"Jones showed me that decoration is what is merely added to something, whereas ornament is part of an artefact's essential self," writes Tom Philips RA in his celebration of Owen Jones, compiler of The Grammar of Ornament, in the current RA Magazine.
Walking along the Regent's Canal on Monday, it was a joy to see the richness of architectural detail in the bridges along the way, intrinsic to the structures. Equally inspiring was the traditional Narrow Boat typography, with its drop shadows and slab serifs, and the ebullient floral motifs on boats, watering cans, jugs and anything that didn't move quick enough.
However, just a few metres along the tow path you come to this. I wouldn't dare start describe which ornamental category this might fit into.
Jones' Grammar of Ornament overwhelmed me the first time I saw it and still has the power to absorb and inspire almost endlessly.

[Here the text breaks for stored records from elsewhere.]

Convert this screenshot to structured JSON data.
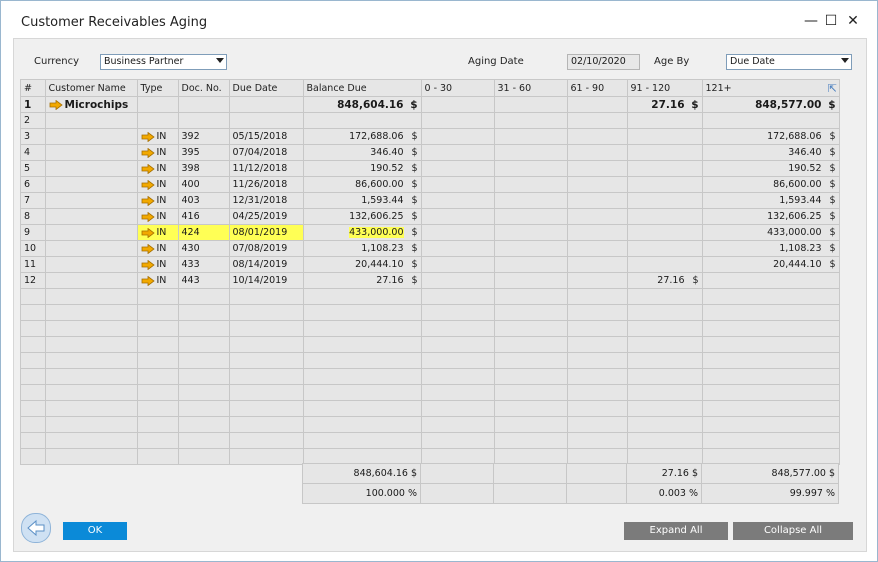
{
  "window": {
    "title": "Customer Receivables Aging",
    "minimize": "—",
    "maximize": "☐",
    "close": "✕"
  },
  "filters": {
    "currency_label": "Currency",
    "currency_value": "Business Partner",
    "aging_date_label": "Aging Date",
    "aging_date_value": "02/10/2020",
    "age_by_label": "Age By",
    "age_by_value": "Due Date"
  },
  "grid": {
    "columns": [
      "#",
      "Customer Name",
      "Type",
      "Doc. No.",
      "Due Date",
      "Balance Due",
      "0 - 30",
      "31 - 60",
      "61 - 90",
      "91 - 120",
      "121+"
    ],
    "rows": [
      {
        "num": "1",
        "customer": "Microchips",
        "type": "",
        "doc": "",
        "due": "",
        "balance": "848,604.16",
        "b_cur": "$",
        "c030": "",
        "c3160": "",
        "c6190": "",
        "c91120": "27.16",
        "c91_cur": "$",
        "c121": "848,577.00",
        "c121_cur": "$",
        "bold": true,
        "arrow": true,
        "highlight": false
      },
      {
        "num": "2",
        "customer": "",
        "type": "",
        "doc": "",
        "due": "",
        "balance": "",
        "b_cur": "",
        "c030": "",
        "c3160": "",
        "c6190": "",
        "c91120": "",
        "c91_cur": "",
        "c121": "",
        "c121_cur": "",
        "bold": false,
        "arrow": false,
        "highlight": false
      },
      {
        "num": "3",
        "customer": "",
        "type": "IN",
        "doc": "392",
        "due": "05/15/2018",
        "balance": "172,688.06",
        "b_cur": "$",
        "c030": "",
        "c3160": "",
        "c6190": "",
        "c91120": "",
        "c91_cur": "",
        "c121": "172,688.06",
        "c121_cur": "$",
        "bold": false,
        "arrow": true,
        "highlight": false
      },
      {
        "num": "4",
        "customer": "",
        "type": "IN",
        "doc": "395",
        "due": "07/04/2018",
        "balance": "346.40",
        "b_cur": "$",
        "c030": "",
        "c3160": "",
        "c6190": "",
        "c91120": "",
        "c91_cur": "",
        "c121": "346.40",
        "c121_cur": "$",
        "bold": false,
        "arrow": true,
        "highlight": false
      },
      {
        "num": "5",
        "customer": "",
        "type": "IN",
        "doc": "398",
        "due": "11/12/2018",
        "balance": "190.52",
        "b_cur": "$",
        "c030": "",
        "c3160": "",
        "c6190": "",
        "c91120": "",
        "c91_cur": "",
        "c121": "190.52",
        "c121_cur": "$",
        "bold": false,
        "arrow": true,
        "highlight": false
      },
      {
        "num": "6",
        "customer": "",
        "type": "IN",
        "doc": "400",
        "due": "11/26/2018",
        "balance": "86,600.00",
        "b_cur": "$",
        "c030": "",
        "c3160": "",
        "c6190": "",
        "c91120": "",
        "c91_cur": "",
        "c121": "86,600.00",
        "c121_cur": "$",
        "bold": false,
        "arrow": true,
        "highlight": false
      },
      {
        "num": "7",
        "customer": "",
        "type": "IN",
        "doc": "403",
        "due": "12/31/2018",
        "balance": "1,593.44",
        "b_cur": "$",
        "c030": "",
        "c3160": "",
        "c6190": "",
        "c91120": "",
        "c91_cur": "",
        "c121": "1,593.44",
        "c121_cur": "$",
        "bold": false,
        "arrow": true,
        "highlight": false
      },
      {
        "num": "8",
        "customer": "",
        "type": "IN",
        "doc": "416",
        "due": "04/25/2019",
        "balance": "132,606.25",
        "b_cur": "$",
        "c030": "",
        "c3160": "",
        "c6190": "",
        "c91120": "",
        "c91_cur": "",
        "c121": "132,606.25",
        "c121_cur": "$",
        "bold": false,
        "arrow": true,
        "highlight": false
      },
      {
        "num": "9",
        "customer": "",
        "type": "IN",
        "doc": "424",
        "due": "08/01/2019",
        "balance": "433,000.00",
        "b_cur": "$",
        "c030": "",
        "c3160": "",
        "c6190": "",
        "c91120": "",
        "c91_cur": "",
        "c121": "433,000.00",
        "c121_cur": "$",
        "bold": false,
        "arrow": true,
        "highlight": true
      },
      {
        "num": "10",
        "customer": "",
        "type": "IN",
        "doc": "430",
        "due": "07/08/2019",
        "balance": "1,108.23",
        "b_cur": "$",
        "c030": "",
        "c3160": "",
        "c6190": "",
        "c91120": "",
        "c91_cur": "",
        "c121": "1,108.23",
        "c121_cur": "$",
        "bold": false,
        "arrow": true,
        "highlight": false
      },
      {
        "num": "11",
        "customer": "",
        "type": "IN",
        "doc": "433",
        "due": "08/14/2019",
        "balance": "20,444.10",
        "b_cur": "$",
        "c030": "",
        "c3160": "",
        "c6190": "",
        "c91120": "",
        "c91_cur": "",
        "c121": "20,444.10",
        "c121_cur": "$",
        "bold": false,
        "arrow": true,
        "highlight": false
      },
      {
        "num": "12",
        "customer": "",
        "type": "IN",
        "doc": "443",
        "due": "10/14/2019",
        "balance": "27.16",
        "b_cur": "$",
        "c030": "",
        "c3160": "",
        "c6190": "",
        "c91120": "27.16",
        "c91_cur": "$",
        "c121": "",
        "c121_cur": "",
        "bold": false,
        "arrow": true,
        "highlight": false
      }
    ],
    "empty_rows": 11
  },
  "totals": {
    "balance": "848,604.16 $",
    "c91120": "27.16 $",
    "c121": "848,577.00 $",
    "balance_pct": "100.000 %",
    "c91120_pct": "0.003 %",
    "c121_pct": "99.997 %"
  },
  "buttons": {
    "ok": "OK",
    "expand_all": "Expand All",
    "collapse_all": "Collapse All"
  },
  "colors": {
    "accent": "#1f95e0",
    "ok_button": "#0b8ad8",
    "gray_button": "#7b7b7b",
    "highlight": "#ffff55",
    "link_arrow": "#f2a900"
  }
}
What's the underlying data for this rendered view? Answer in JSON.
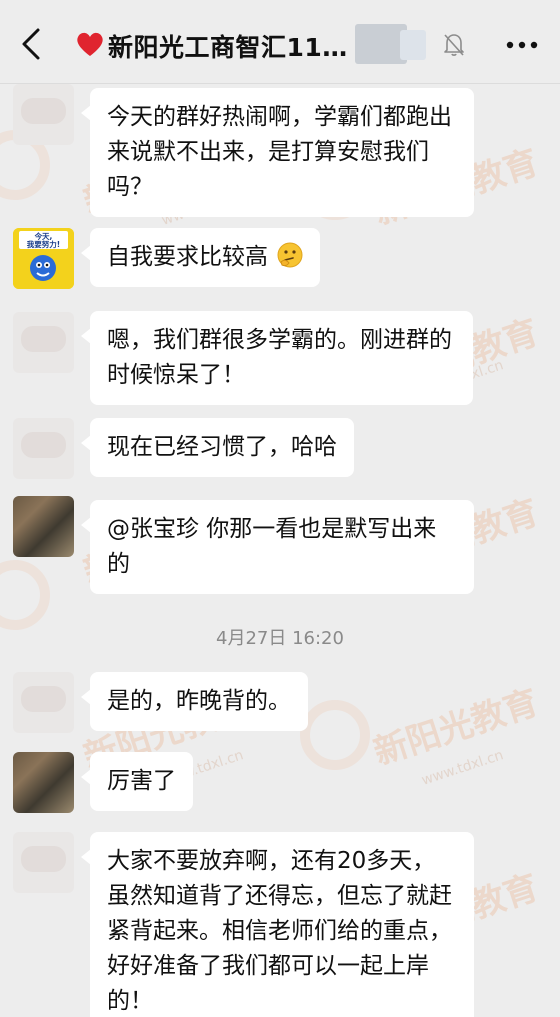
{
  "header": {
    "title": "新阳光工商智汇11…"
  },
  "messages": [
    {
      "text": "今天的群好热闹啊，学霸们都跑出来说默不出来，是打算安慰我们吗？"
    },
    {
      "text": "自我要求比较高",
      "emoji": "thinking-emoji",
      "avatar_text": "今天，我要努力！"
    },
    {
      "text": "嗯，我们群很多学霸的。刚进群的时候惊呆了！"
    },
    {
      "text": "现在已经习惯了，哈哈"
    },
    {
      "text": "@张宝珍 你那一看也是默写出来的"
    },
    {
      "text": "是的，昨晚背的。"
    },
    {
      "text": "厉害了"
    },
    {
      "text": "大家不要放弃啊，还有20多天，虽然知道背了还得忘，但忘了就赶紧背起来。相信老师们给的重点，好好准备了我们都可以一起上岸的！"
    }
  ],
  "timestamp": "4月27日 16:20",
  "watermark": {
    "brand": "新阳光教育",
    "url": "www.tdxl.cn"
  },
  "colors": {
    "background": "#ededed",
    "bubble": "#ffffff",
    "watermark": "#f0a070"
  }
}
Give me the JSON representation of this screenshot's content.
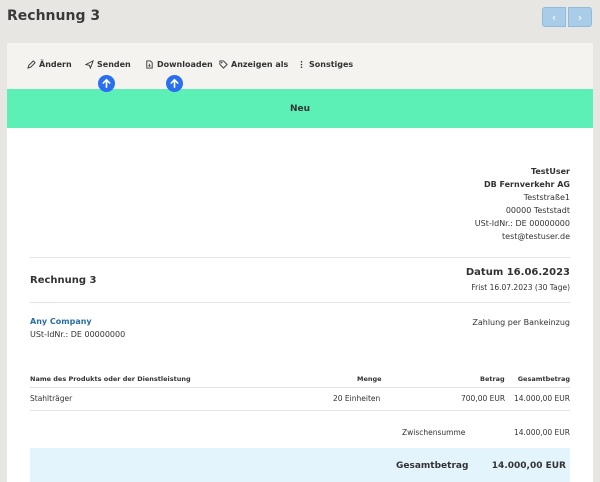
{
  "page": {
    "title": "Rechnung 3"
  },
  "pager": {
    "prev": "‹",
    "next": "›"
  },
  "toolbar": {
    "edit": "Ändern",
    "send": "Senden",
    "download": "Downloaden",
    "show_as": "Anzeigen als",
    "more": "Sonstiges"
  },
  "status": {
    "label": "Neu",
    "color": "#5cf0b6"
  },
  "sender": {
    "name": "TestUser",
    "company": "DB Fernverkehr AG",
    "street": "Teststraße1",
    "city": "00000 Teststadt",
    "vat": "USt-IdNr.: DE 00000000",
    "email": "test@testuser.de"
  },
  "invoice": {
    "title": "Rechnung 3",
    "date": "Datum 16.06.2023",
    "due": "Frist 16.07.2023 (30 Tage)"
  },
  "customer": {
    "name": "Any Company",
    "vat": "USt-IdNr.: DE 00000000"
  },
  "payment": {
    "method": "Zahlung per Bankeinzug"
  },
  "table": {
    "headers": {
      "product": "Name des Produkts oder der Dienstleistung",
      "qty": "Menge",
      "price": "Betrag",
      "total": "Gesamtbetrag"
    },
    "rows": [
      {
        "product": "Stahlträger",
        "qty": "20 Einheiten",
        "price": "700,00 EUR",
        "total": "14.000,00 EUR"
      }
    ]
  },
  "summary": {
    "subtotal_label": "Zwischensumme",
    "subtotal_value": "14.000,00 EUR",
    "total_label": "Gesamtbetrag",
    "total_value": "14.000,00 EUR"
  },
  "colors": {
    "accent": "#2a6ff0",
    "link": "#2a6ea6",
    "total_bg": "#e4f4fd"
  }
}
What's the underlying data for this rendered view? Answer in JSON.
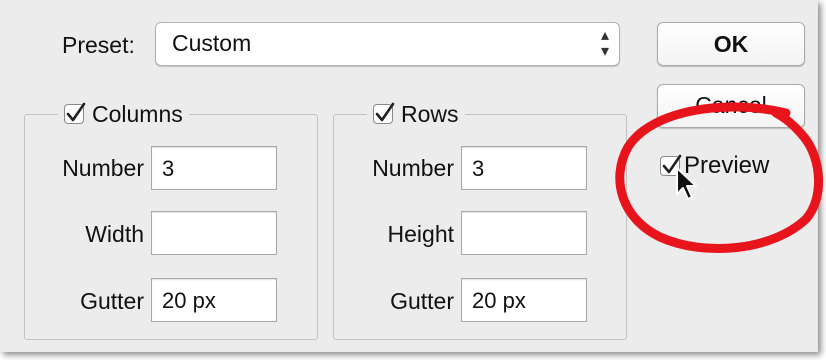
{
  "preset": {
    "label": "Preset:",
    "value": "Custom",
    "arrows_icon": "up-down-arrows-icon"
  },
  "buttons": {
    "ok_label": "OK",
    "cancel_label": "Cancel"
  },
  "preview": {
    "label": "Preview",
    "checked": true,
    "highlight_color": "#e8141c"
  },
  "columns": {
    "title": "Columns",
    "checked": true,
    "number_label": "Number",
    "number_value": "3",
    "width_label": "Width",
    "width_value": "",
    "gutter_label": "Gutter",
    "gutter_value": "20 px"
  },
  "rows": {
    "title": "Rows",
    "checked": true,
    "number_label": "Number",
    "number_value": "3",
    "height_label": "Height",
    "height_value": "",
    "gutter_label": "Gutter",
    "gutter_value": "20 px"
  }
}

At the V&A until November is 'A Higher Ambition: Owen Jones (1809-1874)', an exhibition on ornament paying tribute to Owen Jones, the compiler of the encyclopaedic tome on the subject.